Show the lines below where "late" occurs.

Records shown -
= = = = = = =

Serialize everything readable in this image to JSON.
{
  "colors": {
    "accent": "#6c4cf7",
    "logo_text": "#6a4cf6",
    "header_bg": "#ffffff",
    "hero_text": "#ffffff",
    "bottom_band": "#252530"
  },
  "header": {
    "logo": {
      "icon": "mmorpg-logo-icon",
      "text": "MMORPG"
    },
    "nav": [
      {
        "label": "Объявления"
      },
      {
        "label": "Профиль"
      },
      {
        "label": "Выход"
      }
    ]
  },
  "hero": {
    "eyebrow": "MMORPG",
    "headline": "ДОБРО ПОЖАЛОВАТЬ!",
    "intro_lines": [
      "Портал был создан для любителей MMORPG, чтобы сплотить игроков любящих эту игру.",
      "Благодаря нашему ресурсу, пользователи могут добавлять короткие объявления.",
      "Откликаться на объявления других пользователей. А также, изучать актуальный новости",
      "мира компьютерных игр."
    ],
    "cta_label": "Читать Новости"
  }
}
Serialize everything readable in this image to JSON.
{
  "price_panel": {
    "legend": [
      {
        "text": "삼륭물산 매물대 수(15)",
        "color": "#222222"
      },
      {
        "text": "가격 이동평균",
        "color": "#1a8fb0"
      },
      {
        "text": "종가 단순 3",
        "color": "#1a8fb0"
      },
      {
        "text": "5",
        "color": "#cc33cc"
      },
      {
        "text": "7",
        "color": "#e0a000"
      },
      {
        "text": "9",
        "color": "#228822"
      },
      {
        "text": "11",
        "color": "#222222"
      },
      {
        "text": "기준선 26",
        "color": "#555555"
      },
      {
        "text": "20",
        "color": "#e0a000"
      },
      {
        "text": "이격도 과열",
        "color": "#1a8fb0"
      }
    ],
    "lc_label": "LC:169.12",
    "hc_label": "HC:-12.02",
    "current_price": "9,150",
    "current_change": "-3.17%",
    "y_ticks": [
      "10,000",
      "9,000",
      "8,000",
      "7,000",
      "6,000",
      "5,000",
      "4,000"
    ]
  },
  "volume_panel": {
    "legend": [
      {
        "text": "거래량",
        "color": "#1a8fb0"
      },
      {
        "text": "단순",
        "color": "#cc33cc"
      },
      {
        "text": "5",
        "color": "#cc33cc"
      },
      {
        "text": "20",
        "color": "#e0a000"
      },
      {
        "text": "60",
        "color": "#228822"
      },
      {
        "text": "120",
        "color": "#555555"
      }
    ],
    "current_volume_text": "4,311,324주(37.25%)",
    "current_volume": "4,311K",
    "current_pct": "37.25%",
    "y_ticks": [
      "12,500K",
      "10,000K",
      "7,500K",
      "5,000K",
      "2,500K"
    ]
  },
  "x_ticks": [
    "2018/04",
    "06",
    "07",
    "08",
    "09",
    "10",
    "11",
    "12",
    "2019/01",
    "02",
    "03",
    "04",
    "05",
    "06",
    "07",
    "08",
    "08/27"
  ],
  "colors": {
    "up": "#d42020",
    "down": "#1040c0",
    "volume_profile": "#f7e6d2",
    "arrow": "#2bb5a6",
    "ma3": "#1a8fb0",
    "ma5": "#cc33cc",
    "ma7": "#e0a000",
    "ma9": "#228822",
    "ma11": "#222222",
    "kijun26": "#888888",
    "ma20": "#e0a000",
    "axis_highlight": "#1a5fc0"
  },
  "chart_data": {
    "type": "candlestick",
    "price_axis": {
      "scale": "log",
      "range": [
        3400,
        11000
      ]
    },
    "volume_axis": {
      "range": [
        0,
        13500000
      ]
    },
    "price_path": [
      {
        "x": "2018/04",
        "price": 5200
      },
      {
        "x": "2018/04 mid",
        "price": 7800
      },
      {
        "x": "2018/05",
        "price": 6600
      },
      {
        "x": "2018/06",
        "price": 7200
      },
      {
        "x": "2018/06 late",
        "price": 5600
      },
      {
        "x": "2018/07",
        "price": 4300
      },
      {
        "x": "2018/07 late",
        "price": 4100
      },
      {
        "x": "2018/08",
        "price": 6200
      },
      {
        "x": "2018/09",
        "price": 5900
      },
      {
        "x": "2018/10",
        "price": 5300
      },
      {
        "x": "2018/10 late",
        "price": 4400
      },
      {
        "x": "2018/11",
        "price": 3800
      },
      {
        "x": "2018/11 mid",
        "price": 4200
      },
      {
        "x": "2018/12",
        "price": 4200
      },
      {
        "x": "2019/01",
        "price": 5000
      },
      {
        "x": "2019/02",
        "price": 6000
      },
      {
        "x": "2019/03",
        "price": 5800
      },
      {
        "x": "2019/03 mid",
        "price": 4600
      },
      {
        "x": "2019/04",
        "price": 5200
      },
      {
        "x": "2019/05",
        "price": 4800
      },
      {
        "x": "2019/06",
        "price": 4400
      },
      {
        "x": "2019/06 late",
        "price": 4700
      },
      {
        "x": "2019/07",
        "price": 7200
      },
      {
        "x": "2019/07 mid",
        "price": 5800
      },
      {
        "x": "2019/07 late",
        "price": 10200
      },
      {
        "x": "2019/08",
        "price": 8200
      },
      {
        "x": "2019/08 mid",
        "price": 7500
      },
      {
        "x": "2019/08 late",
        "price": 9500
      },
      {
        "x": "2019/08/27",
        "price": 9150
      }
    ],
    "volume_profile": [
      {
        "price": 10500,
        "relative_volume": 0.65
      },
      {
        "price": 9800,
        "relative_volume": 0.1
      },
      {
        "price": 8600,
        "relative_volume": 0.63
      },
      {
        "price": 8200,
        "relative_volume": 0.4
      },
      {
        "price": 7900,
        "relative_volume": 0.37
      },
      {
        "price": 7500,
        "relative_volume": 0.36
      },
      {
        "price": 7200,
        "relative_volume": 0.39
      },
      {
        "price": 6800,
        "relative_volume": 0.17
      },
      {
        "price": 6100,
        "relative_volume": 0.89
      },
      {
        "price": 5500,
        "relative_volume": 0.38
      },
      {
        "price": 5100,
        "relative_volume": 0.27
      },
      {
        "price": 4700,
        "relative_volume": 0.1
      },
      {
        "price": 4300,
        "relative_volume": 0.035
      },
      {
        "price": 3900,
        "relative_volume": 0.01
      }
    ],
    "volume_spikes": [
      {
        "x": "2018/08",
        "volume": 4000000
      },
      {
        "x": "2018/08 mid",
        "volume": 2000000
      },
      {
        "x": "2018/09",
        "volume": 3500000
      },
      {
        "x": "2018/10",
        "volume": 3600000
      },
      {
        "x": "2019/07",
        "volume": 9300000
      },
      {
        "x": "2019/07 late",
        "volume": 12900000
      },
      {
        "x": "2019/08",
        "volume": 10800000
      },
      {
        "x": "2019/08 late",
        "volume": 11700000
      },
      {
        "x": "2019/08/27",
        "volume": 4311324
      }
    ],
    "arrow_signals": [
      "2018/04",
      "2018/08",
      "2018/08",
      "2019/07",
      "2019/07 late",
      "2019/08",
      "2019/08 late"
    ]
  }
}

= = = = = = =

Solution -
        "x": "2018/06 late",
        "x": "2018/07 late",
        "x": "2018/10 late",
        "x": "2019/06 late",
        "x": "2019/07 late",
        "x": "2019/08 late",
        "x": "2019/07 late",
        "x": "2019/08 late",
      "2019/07 late",
      "2019/08 late"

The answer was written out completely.